GRAFENWOEHR, Germany - Ryland Edwards was nervous; it was big day for the 11-year-old Grafenwoehr Elementary School student.
"There are a lot of powerful people here," said Edwards.
Standing outside of the Grafenwoehr Rathaus among his fellow fifth-graders while second graders looked up to him, Edwards read aloud a birthday wish extended to Mayor Helmuth Waechter in honor of the city's 650th celebration.
"Living here means living in a town full of history, culture and tradition," read Edwards. "We are proud to spend this great birthday together with you."
The students then presented the mayor with a handmade banner.
Waechter inspected and artwork and smiled, thanking the children for their hard work.
Additionally, Waechter expressed his gratitude to U.S Garrison Grafenwoehr Commander Col. Vann Smiley and fellow community members for the rewarding relationship between the German and American nations.
Smiley shook the mayor's hand and addressed the children.
"Burgermeister Waechter ist mein Freund and my partner," said Smiley.
Students danced around in excitement as they followed Waechter, who escorted them into the meeting hall of the town council to explain how he enacts legislation.
They sat in plush chairs encompassing a large wooden table and asked questions about the mayor and the city he runs.
The meeting hall is where all the decisions are made, said Waechter.
Waechter has conducted business for the city of Grafenwoehr for 28 years and is currently in his sixth term as mayor.

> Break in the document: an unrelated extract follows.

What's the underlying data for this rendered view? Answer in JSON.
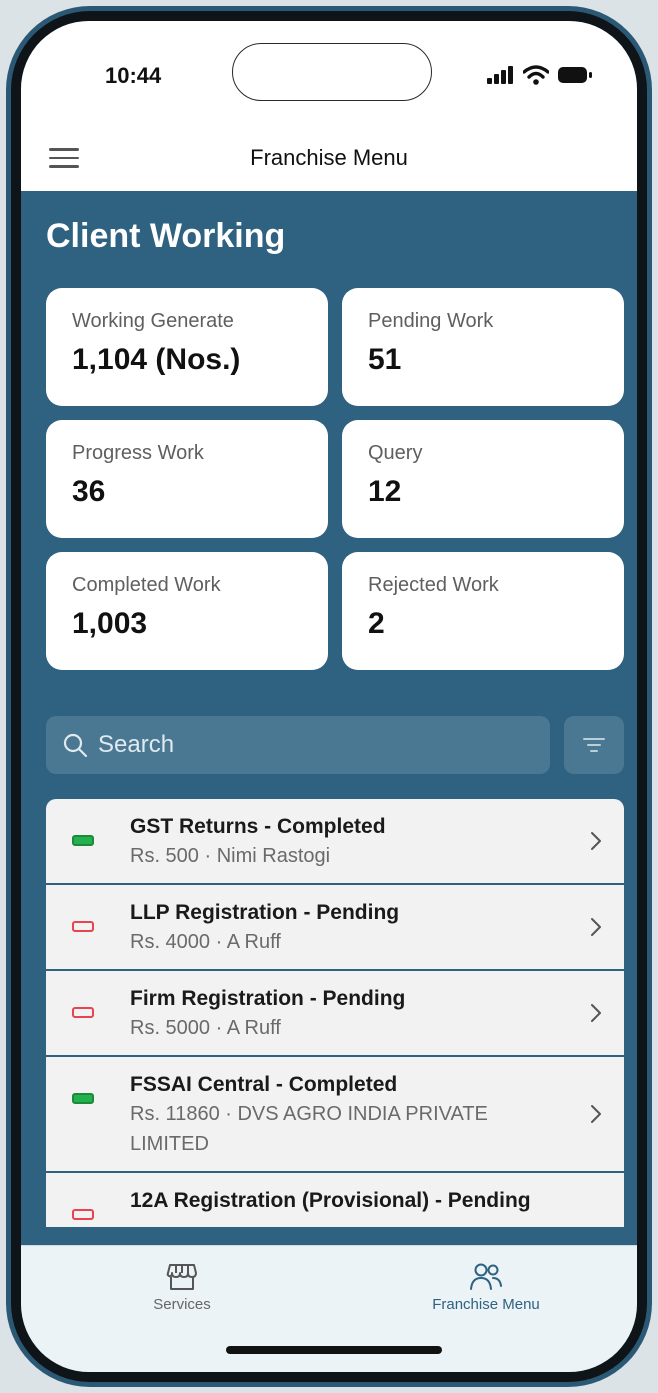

He works closely with the Army regarding development and projects in the training area and in the community. His day-to-day routine ensures the well-being of all citizens, both German and American, living and working in Grafenwoehr while maintaining the traditions of the small farm town.
Grafenwoehr is one of the oldest towns in this area and received its town charter in 1361, 131 years before Columbus discovered America, a fun fact that left the students in stitches.
"That's so old," whispered one second-grader in astonishment.